“[Elisa] has an inner dialogue that’s so strong and so rich, and you’re not quite ever sure why she is mute until the end. I loved that so much.” Before production, Hawkins challenged herself by taking American sign language (ASL) classes and trained with deaf actor Justin Jackson. “You have a responsibility to the ASL community even though she isn’t deaf and she has her own particular style of language, and you’re never quite sure where she gleaned it from,” she says. “I discussed with Guillermo how she probably picked it up from an ancient 1960s ASL tome she found, maybe in the library of the orphanage. It was never specific and I loved that, I was freer in that way…”
A doorbell chimes, yanking her out of what is beginning to sound like a reverie. Hawkins returns, a stream of apologies. The publicist is asking her to wrap up. She carries on, waxing lyrical about Doug Jones, the del Toro regular who plays Elisa’s amphibious love interest: “Doug is just a genius. The most extraordinary human being I’ve ever met. I never saw Doug in this suit; I only saw this god-like creature. It’s such a delicate performance and so powerfully strong. [The character] is capable of killing and capable of this incredible passion. He vibrates with it. I didn’t feel alone within that. I felt a part of this incredible team and you’re pinching yourself that you’re even there, within it all, existing.”

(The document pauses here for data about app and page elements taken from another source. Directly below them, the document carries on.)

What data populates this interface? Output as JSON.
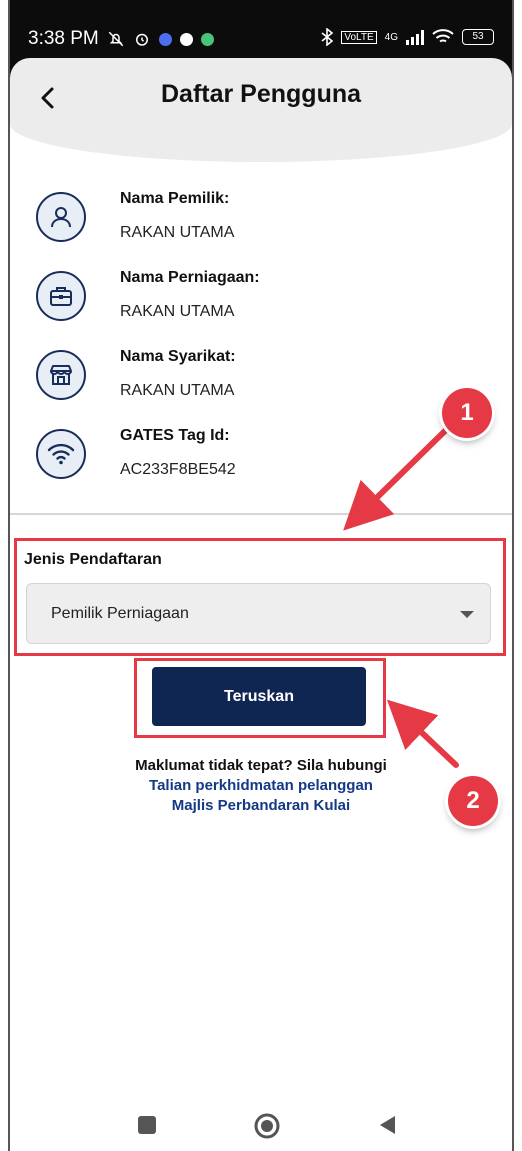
{
  "status_bar": {
    "time": "3:38 PM",
    "network": "4G",
    "battery": "53"
  },
  "header": {
    "title": "Daftar Pengguna",
    "back_icon": "chevron-left-icon"
  },
  "user_info": [
    {
      "label": "Nama Pemilik:",
      "value": "RAKAN UTAMA",
      "icon": "user-icon"
    },
    {
      "label": "Nama Perniagaan:",
      "value": "RAKAN UTAMA",
      "icon": "briefcase-icon"
    },
    {
      "label": "Nama Syarikat:",
      "value": "RAKAN UTAMA",
      "icon": "store-icon"
    },
    {
      "label": "GATES Tag Id:",
      "value": "AC233F8BE542",
      "icon": "wifi-icon"
    }
  ],
  "registration": {
    "label": "Jenis Pendaftaran",
    "selected": "Pemilik Perniagaan"
  },
  "continue_button": "Teruskan",
  "footer": {
    "question": "Maklumat tidak tepat? Sila hubungi",
    "link_line1": "Talian perkhidmatan pelanggan",
    "link_line2": "Majlis Perbandaran Kulai"
  },
  "annotations": {
    "badge1": "1",
    "badge2": "2",
    "color": "#e53945"
  },
  "colors": {
    "primary": "#102652",
    "link": "#143a86",
    "icon_bg": "#e8eef6"
  }
}
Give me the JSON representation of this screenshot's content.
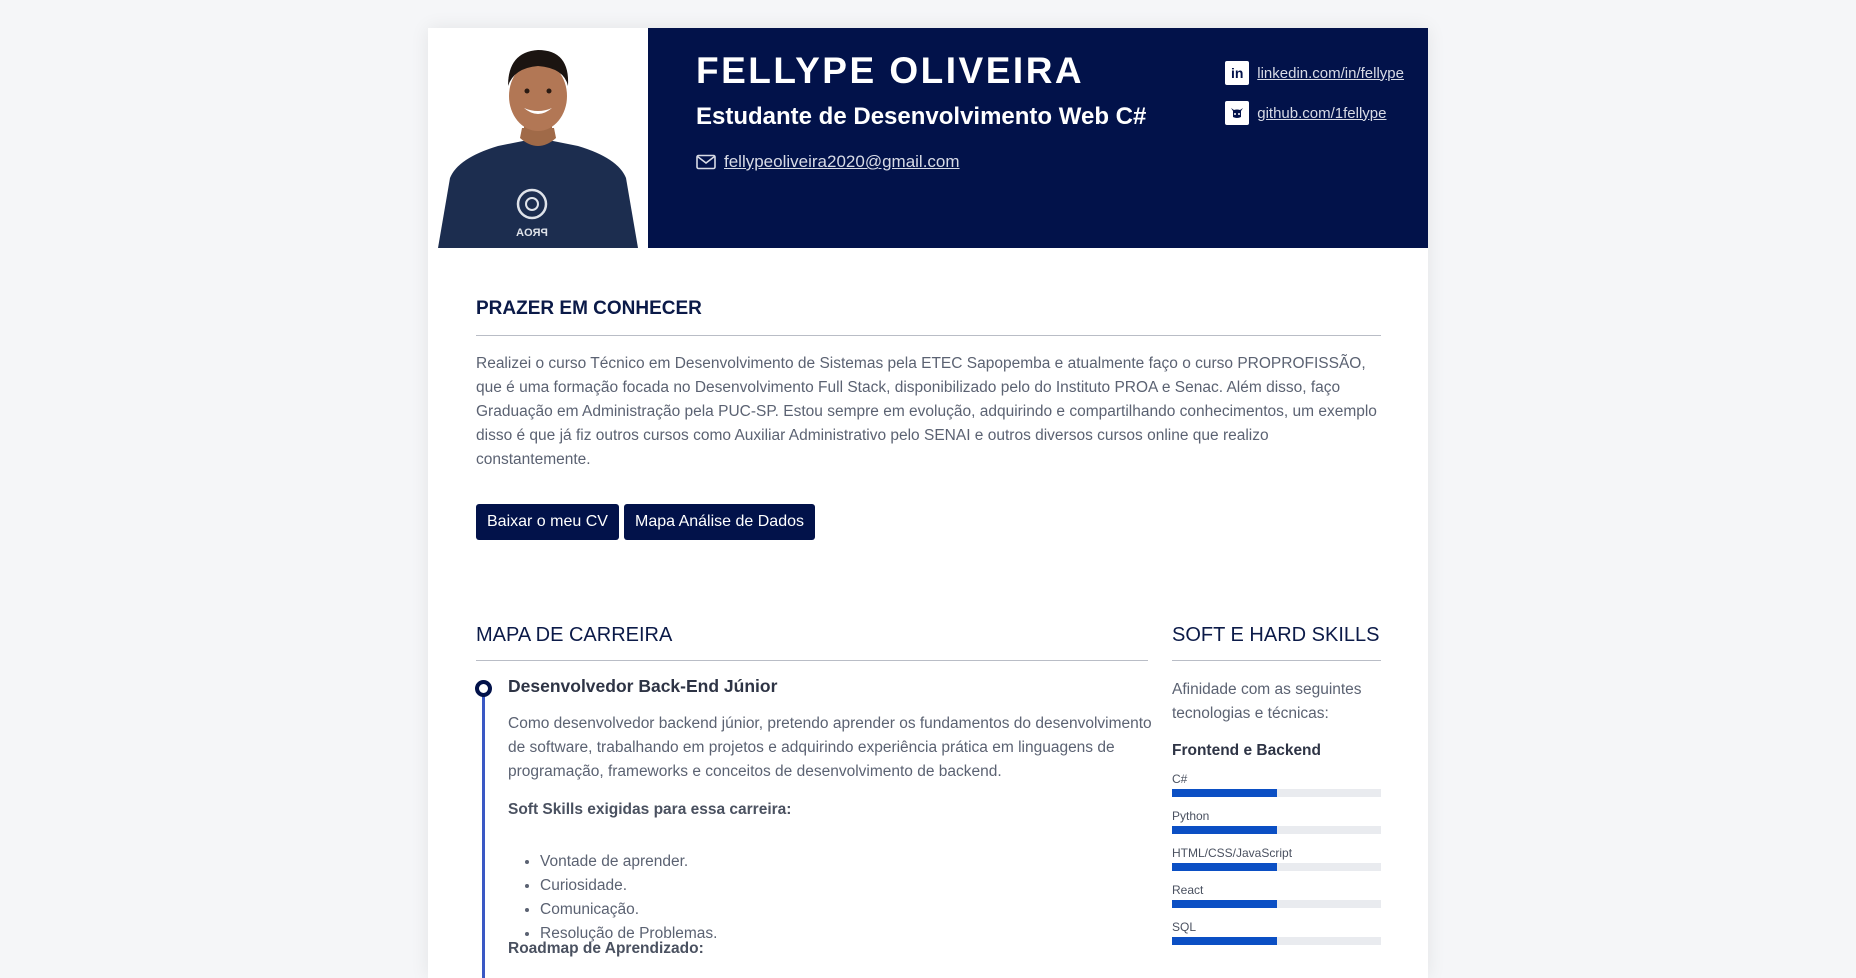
{
  "header": {
    "name": "FELLYPE OLIVEIRA",
    "role": "Estudante de Desenvolvimento Web C#",
    "email": " fellypeoliveira2020@gmail.com",
    "email_icon": "envelope-icon",
    "photo_badge": "PROA",
    "social": [
      {
        "icon": "linkedin-icon",
        "glyph": "in",
        "label": "linkedin.com/in/fellype"
      },
      {
        "icon": "github-icon",
        "glyph": "",
        "label": "github.com/1fellype"
      }
    ],
    "band_color": "#02124a"
  },
  "about": {
    "title": "PRAZER EM CONHECER",
    "text": "Realizei o curso Técnico em Desenvolvimento de Sistemas pela ETEC Sapopemba e atualmente faço o curso PROPROFISSÃO, que é uma formação focada no Desenvolvimento Full Stack, disponibilizado pelo do Instituto PROA e Senac. Além disso, faço Graduação em Administração pela PUC-SP. Estou sempre em evolução, adquirindo e compartilhando conhecimentos, um exemplo disso é que já fiz outros cursos como Auxiliar Administrativo pelo SENAI e outros diversos cursos online que realizo constantemente.",
    "buttons": [
      "Baixar o meu CV",
      "Mapa Análise de Dados"
    ]
  },
  "career": {
    "title": "MAPA DE CARREIRA",
    "item_title": "Desenvolvedor Back-End Júnior",
    "item_desc": "Como desenvolvedor backend júnior, pretendo aprender os fundamentos do desenvolvimento de software, trabalhando em projetos e adquirindo experiência prática em linguagens de programação, frameworks e conceitos de desenvolvimento de backend.",
    "soft_skills_heading": "Soft Skills exigidas para essa carreira:",
    "soft_skills": [
      "Vontade de aprender.",
      "Curiosidade.",
      "Comunicação.",
      "Resolução de Problemas."
    ],
    "roadmap_heading": "Roadmap de Aprendizado:"
  },
  "skills": {
    "title": "SOFT E HARD SKILLS",
    "intro": "Afinidade com as seguintes tecnologias e técnicas:",
    "group": "Frontend e Backend",
    "items": [
      {
        "label": "C#",
        "level": 0.5
      },
      {
        "label": "Python",
        "level": 0.5
      },
      {
        "label": "HTML/CSS/JavaScript",
        "level": 0.5
      },
      {
        "label": "React",
        "level": 0.5
      },
      {
        "label": "SQL",
        "level": 0.5
      }
    ],
    "bar_color": "#0b4fc4"
  }
}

Hawkins has existed within a celebrated orbit for a decade-and-a-half now, ever since her breakout as an unemployed London teenager in Mike Leigh’s All Or Nothing in 2002. “Mike Leigh is like my schooling in film,” she says, pointing to Happy-Go-Lucky as a milestone. “That was huge and it was embraced. I’m forever thankful to Mike. You learn so much and you feel like your vocab increases a thousand-fold whenever you work with him. He’s the person you want to learn from, as you do with Guillermo.”

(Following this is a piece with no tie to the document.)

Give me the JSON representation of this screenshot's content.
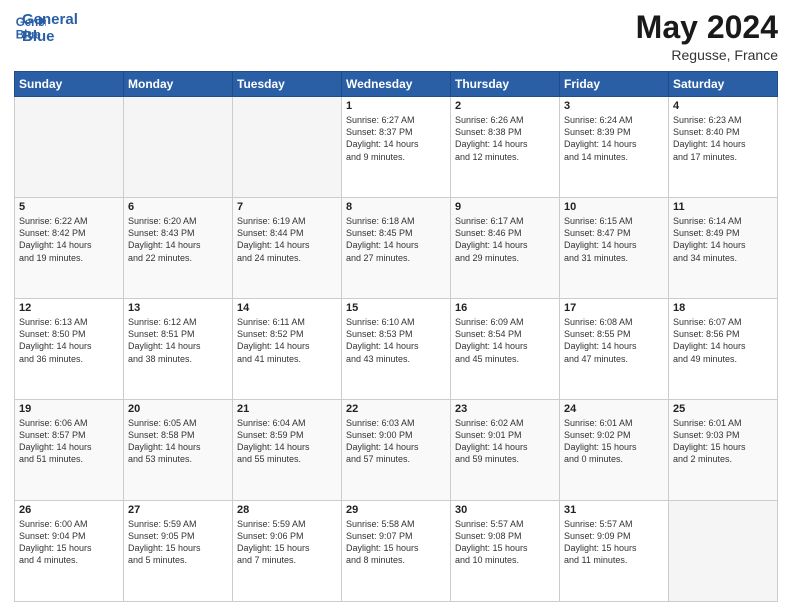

An arthouse specialist, Hawkins cherishes the intimacy, rehearsal time and artistry on lower-budget passion projects: “Sometimes it’s so easily forgotten in the world of [blockbusters] where it’s all about money. It really has to be the other way round.” Yet she declares herself a fan of good genre films and has done a few tentpoles in her time — a scientist in Godzilla, Mrs Brown in the hit Paddington series — and is in post on Legendary’s Godzilla: King Of Monsters, which Warner Bros has scheduled for March 2019. “Oh God, I’m so worried about that,” she says with a nervous chuckle. “I was lost in that world of a big-budget film. I hope I did it right.”
Only time will tell. Meanwhile, she awaits the start of production in 2018 on the latest directorial effort from Craig Roberts, the Welsh actor/filmmaker with whom she starred in Submarine.

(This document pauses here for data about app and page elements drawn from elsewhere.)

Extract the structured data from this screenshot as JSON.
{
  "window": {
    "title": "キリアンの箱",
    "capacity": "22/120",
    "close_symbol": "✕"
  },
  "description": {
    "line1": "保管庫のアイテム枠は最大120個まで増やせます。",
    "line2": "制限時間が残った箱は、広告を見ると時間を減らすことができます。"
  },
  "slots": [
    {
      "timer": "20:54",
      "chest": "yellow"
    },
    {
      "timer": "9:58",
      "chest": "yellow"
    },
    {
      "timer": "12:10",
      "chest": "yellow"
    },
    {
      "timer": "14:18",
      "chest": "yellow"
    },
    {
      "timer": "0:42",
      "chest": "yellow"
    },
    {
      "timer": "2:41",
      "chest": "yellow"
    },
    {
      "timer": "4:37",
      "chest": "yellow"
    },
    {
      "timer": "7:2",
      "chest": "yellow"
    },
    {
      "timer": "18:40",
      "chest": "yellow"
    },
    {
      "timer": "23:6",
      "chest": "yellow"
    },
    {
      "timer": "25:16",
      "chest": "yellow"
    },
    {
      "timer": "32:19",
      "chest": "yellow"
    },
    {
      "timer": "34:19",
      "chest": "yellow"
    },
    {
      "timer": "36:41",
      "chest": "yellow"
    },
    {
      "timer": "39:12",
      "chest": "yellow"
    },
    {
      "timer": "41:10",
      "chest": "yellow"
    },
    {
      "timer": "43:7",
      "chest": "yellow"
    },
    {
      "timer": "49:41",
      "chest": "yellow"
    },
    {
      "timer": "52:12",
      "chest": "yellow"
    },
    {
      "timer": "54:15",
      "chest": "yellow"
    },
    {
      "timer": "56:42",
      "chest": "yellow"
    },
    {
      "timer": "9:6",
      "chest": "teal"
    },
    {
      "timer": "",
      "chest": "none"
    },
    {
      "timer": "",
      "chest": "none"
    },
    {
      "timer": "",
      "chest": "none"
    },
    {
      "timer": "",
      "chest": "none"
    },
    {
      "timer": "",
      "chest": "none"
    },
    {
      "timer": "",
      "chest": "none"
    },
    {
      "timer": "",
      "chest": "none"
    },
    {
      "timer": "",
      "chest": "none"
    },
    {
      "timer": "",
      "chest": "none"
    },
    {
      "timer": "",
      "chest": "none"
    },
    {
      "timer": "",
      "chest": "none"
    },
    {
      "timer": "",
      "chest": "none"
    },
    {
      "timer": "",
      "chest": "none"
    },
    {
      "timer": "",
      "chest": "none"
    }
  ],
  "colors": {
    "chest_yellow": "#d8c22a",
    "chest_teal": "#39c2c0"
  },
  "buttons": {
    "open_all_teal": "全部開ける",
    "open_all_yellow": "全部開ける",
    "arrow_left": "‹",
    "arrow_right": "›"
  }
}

Does she want to pursue directing? Yes, but “quietly, without anyone noticing”. And what of her idea, the overlap with The Shape Of Water? She goes quiet, then sighs. “It would look weird if I did a short film about mermaids now, so I think I’ll have to keep it for me. Maybe several years down the road… I don’t know. I’m kind of embarrassed even talking about it, to be honest, but Guillermo has mentioned it very generously in interviews so I suppose I’m allowed.”
Sally Hawkins awards history:
Academy Award nominations
Best Supporting Actress
2014: Blue Jasmine
Bafta Film Award nominations
Best Supporting Actress
2014: Blue Jasmine